Cedar Waxwings are one of my favorite birds to spot in the wild. While they are considered common in New Jersey, their movements are considered “erratic.” This is due to their nomadic search for a specific type of food, berries. Because of this wandering existence, it is difficult to predict the Cedar Waxwings’ movements or to find them in the same place more than once. They do summer in Northern New Jersey and can be found in the southern half of the state year-round. They are present in much of the Northern United States year-round.
According to my field guides, late autumn into the winter months is the best time to spot them. The lack of leaves makes a visual easier to accomplish. In the winter they will flock, sometimes as many as 100 together, making it even easier to spot them. That being said, they like to perch on the tops of tall trees, making a close-up view tricky.

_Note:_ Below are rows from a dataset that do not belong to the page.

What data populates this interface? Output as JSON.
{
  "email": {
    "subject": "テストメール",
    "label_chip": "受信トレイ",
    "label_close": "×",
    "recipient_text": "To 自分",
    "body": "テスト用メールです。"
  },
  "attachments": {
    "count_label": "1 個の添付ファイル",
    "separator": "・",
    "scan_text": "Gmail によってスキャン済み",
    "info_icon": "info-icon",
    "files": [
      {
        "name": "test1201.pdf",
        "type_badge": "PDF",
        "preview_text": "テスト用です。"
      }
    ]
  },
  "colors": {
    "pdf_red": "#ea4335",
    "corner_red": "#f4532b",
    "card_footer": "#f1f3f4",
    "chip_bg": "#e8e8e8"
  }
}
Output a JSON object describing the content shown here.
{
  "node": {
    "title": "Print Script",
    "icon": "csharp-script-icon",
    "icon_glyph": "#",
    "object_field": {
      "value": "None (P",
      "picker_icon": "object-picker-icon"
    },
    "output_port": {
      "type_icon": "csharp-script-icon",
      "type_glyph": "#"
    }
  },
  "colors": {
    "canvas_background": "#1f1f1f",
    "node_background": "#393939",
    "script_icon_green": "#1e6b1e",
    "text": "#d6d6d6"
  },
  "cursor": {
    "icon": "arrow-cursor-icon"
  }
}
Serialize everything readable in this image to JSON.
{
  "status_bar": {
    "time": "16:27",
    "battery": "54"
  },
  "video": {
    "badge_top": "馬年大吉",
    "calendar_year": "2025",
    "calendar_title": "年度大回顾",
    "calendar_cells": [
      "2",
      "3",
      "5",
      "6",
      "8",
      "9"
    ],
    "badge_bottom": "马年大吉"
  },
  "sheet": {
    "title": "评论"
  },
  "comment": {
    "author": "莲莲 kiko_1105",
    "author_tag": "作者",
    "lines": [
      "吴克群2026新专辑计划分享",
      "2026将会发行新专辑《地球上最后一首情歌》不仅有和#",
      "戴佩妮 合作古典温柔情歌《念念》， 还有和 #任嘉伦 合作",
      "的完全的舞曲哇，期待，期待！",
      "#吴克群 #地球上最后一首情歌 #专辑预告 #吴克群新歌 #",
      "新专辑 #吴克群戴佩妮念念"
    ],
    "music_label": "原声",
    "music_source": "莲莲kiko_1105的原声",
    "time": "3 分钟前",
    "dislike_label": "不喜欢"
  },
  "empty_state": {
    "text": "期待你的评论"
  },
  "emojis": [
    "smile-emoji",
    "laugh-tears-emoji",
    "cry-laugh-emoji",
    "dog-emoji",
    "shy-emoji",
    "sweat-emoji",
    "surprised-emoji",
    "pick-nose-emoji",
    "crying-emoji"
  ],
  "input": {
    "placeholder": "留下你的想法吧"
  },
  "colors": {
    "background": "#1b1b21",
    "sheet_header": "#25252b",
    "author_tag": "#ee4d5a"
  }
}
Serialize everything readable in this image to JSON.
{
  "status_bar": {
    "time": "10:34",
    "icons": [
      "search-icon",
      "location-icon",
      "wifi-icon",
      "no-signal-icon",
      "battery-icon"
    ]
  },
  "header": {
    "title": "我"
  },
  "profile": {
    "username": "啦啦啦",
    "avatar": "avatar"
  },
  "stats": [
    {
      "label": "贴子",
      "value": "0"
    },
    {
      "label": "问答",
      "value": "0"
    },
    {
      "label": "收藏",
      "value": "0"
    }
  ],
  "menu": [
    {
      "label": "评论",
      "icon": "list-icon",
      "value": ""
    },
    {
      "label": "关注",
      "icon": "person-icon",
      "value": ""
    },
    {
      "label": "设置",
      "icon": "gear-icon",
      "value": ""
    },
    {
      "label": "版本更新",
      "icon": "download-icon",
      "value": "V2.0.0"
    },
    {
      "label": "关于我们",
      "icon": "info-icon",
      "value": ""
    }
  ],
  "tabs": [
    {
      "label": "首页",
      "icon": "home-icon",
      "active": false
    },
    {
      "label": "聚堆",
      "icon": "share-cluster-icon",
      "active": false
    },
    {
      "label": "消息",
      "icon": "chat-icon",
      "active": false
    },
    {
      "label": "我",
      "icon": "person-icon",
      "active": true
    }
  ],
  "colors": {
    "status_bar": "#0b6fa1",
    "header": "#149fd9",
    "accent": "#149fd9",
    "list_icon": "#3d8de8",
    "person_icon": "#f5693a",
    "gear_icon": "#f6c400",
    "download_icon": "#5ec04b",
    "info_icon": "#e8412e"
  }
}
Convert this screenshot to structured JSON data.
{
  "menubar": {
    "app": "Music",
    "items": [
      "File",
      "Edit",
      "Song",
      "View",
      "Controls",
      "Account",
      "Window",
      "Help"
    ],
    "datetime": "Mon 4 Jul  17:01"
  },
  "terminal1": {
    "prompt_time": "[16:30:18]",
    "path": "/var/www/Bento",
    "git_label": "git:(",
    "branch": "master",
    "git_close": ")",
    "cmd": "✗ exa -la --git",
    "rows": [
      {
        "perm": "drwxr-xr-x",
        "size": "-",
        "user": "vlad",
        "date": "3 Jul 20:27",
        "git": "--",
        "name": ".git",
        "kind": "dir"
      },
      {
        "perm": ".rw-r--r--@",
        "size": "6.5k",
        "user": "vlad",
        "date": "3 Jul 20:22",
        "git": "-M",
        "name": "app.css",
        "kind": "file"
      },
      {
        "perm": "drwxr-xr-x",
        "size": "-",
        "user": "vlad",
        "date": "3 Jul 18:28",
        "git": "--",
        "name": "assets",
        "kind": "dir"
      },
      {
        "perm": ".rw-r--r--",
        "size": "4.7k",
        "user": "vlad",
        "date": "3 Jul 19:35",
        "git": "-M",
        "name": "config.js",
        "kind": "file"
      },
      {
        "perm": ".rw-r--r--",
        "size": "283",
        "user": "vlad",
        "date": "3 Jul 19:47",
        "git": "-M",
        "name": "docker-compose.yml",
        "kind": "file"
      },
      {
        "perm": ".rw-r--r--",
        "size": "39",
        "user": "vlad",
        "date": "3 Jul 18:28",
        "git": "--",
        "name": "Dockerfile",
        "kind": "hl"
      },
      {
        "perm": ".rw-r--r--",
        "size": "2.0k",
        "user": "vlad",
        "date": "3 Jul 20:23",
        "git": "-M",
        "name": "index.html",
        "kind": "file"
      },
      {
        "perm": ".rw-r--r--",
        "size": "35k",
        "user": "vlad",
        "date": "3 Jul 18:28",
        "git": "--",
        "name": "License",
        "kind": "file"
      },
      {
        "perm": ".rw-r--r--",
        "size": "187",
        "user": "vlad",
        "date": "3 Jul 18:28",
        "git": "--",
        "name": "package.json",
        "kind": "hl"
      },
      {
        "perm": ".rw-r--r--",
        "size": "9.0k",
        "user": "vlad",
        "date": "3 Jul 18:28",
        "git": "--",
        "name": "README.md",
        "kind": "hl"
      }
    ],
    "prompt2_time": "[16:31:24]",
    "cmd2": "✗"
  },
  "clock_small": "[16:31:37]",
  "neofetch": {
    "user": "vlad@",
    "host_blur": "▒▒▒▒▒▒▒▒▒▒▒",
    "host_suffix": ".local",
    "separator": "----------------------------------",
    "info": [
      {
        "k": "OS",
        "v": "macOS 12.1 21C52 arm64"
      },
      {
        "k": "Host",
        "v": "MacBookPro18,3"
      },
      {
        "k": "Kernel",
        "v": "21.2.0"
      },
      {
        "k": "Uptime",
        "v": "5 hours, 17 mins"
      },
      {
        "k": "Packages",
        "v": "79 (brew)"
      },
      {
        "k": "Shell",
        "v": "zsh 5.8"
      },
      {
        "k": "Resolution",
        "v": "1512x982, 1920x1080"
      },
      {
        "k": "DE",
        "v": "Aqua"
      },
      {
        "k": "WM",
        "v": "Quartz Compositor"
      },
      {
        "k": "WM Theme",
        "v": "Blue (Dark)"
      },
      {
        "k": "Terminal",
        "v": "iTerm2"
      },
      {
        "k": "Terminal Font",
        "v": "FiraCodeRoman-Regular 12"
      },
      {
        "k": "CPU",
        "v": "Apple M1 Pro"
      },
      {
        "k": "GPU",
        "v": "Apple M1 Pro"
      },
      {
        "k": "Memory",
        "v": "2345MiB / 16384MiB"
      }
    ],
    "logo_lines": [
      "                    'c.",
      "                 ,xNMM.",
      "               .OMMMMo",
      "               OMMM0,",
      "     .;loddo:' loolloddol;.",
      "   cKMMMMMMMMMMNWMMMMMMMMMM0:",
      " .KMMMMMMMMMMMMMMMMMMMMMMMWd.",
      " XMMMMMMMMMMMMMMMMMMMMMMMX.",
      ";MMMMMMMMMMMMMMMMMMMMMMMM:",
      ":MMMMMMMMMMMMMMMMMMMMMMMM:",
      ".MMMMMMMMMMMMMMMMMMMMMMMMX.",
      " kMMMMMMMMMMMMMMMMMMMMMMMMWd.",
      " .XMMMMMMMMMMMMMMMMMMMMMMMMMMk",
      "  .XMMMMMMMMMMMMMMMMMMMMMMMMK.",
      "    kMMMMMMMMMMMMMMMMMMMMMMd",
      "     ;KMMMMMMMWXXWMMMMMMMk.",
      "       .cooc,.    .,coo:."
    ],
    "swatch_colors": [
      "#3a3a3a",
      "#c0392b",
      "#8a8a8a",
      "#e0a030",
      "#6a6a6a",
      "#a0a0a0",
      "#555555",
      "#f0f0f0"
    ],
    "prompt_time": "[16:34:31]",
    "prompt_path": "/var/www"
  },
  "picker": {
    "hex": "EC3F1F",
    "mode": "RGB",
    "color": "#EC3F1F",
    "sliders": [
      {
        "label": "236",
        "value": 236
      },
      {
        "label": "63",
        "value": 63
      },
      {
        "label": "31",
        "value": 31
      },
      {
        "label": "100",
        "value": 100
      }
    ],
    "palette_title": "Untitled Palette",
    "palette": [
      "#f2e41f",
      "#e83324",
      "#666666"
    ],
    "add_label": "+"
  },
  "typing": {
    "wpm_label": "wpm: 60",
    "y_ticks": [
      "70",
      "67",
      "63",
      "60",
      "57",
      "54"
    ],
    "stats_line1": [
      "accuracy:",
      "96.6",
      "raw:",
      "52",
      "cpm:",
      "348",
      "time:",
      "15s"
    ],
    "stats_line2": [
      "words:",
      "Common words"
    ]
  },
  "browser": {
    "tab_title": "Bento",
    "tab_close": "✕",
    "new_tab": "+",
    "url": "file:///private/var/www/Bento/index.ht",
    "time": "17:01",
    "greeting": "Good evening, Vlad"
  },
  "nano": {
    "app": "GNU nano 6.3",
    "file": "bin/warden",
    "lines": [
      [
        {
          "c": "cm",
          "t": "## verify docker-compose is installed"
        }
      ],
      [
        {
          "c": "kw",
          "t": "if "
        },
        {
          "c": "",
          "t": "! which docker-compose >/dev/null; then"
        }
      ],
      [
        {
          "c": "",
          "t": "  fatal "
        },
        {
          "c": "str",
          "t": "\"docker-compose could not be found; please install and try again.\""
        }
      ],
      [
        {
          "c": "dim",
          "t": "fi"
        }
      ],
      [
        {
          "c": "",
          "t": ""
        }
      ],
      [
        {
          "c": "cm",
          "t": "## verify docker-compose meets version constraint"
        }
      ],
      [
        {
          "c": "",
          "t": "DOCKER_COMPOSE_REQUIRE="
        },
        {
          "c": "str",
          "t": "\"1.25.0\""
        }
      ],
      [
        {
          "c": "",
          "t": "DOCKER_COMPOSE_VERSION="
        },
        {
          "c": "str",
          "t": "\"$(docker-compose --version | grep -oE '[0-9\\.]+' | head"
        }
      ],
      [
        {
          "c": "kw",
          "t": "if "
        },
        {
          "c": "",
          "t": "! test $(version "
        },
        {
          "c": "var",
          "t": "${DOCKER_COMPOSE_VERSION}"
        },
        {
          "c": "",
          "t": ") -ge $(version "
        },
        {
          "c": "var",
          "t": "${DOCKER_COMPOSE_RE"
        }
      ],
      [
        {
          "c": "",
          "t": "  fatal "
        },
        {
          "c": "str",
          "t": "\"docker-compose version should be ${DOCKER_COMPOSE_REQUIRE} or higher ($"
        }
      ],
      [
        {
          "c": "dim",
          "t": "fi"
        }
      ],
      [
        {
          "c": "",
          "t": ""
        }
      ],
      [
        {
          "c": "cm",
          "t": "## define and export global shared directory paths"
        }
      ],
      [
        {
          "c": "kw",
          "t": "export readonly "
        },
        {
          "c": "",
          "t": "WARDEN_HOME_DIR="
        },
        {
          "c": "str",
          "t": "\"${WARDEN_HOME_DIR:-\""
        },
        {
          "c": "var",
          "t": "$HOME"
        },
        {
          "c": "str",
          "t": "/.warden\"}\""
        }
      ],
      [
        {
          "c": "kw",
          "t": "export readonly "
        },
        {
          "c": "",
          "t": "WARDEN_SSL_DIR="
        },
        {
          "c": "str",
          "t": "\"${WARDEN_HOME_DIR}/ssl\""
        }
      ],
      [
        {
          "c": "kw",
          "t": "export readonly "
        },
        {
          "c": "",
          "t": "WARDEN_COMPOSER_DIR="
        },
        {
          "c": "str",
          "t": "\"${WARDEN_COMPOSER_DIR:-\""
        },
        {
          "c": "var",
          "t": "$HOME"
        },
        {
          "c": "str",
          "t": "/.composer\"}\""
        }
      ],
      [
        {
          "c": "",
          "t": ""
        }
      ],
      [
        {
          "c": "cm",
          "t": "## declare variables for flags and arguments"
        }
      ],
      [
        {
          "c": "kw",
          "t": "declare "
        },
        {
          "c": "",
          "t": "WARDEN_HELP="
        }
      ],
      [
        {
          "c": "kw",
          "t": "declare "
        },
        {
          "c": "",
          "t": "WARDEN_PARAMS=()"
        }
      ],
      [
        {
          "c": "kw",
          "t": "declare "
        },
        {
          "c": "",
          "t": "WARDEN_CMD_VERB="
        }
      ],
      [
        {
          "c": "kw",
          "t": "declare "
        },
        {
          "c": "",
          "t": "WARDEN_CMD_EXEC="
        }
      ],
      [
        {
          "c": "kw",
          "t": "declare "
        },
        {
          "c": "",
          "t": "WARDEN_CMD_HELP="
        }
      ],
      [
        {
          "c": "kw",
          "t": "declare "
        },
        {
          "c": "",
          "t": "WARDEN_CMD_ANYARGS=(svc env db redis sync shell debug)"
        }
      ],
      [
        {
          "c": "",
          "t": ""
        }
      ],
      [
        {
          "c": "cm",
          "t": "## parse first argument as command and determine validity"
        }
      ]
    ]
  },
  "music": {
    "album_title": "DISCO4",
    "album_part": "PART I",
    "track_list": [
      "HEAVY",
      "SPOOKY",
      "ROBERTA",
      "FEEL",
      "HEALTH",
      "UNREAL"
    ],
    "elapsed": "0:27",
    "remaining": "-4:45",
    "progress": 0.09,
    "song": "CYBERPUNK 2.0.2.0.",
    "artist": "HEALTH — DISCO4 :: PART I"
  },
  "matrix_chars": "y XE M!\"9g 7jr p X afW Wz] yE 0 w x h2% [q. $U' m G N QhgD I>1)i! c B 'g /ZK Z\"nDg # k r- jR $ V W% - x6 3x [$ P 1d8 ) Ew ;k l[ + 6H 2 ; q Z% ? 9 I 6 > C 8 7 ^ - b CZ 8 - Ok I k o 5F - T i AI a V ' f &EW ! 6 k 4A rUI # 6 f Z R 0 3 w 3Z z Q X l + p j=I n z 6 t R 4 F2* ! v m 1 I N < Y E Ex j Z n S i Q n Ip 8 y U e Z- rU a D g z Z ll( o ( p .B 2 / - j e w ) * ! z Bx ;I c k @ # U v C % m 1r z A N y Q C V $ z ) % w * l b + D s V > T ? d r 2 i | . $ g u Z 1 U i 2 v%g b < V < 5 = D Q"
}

While some might claim that the Cedar Waxwings lack conventional beauty, I wouldn’t call them ugly. Distinguished or noble might be the best characteristics to use when describing them. They measure in at about 7 ½ inches, as compared to their larger relation the Bohemian Waxwing who measures 8 ¼ inches. Both the females and males look alike. They are mostly brown-gray in color, with hints of yellow, flashes of white and a black mask on their faces. They have a crest on their head, giving them a silhouette not dissimilar to a Northern Cardinal. But it is the tips of their tails and wings that make them really special. The tips of their tails are a shiny yellow, and the tips of their wings have a similarly shiny red. Earlier observers believed that the tips on their wings looked as if they had been dipped in wax, leading to their common name Waxwing. These waxy wing tips only appear after a few years and some believe they may be used to signal the bird’s age to its fellows.
Cedar Waxwings live in wooded spaces. They usually nest a bit later than most birds, in July and August (at least in New Jersey). They usually have only one brood a year, which consists of 4-6 eggs that are pale blue with markings. The female incubates the eggs, but both the male and female feed their young together.
One key to understanding the Cedar Waxwing is grasping just how dedicated they are to the pursuit of berries. While they do eat insects, and will eat primarily bugs during the spring, Waxwings are really all about the fruit and sweet berries. They begin feeding their young berries after only a few days. One of the ways they display to their mates is by feeding each other berries. Their unswayed berry fixation has given them a reputation for gluttony among bird watchers.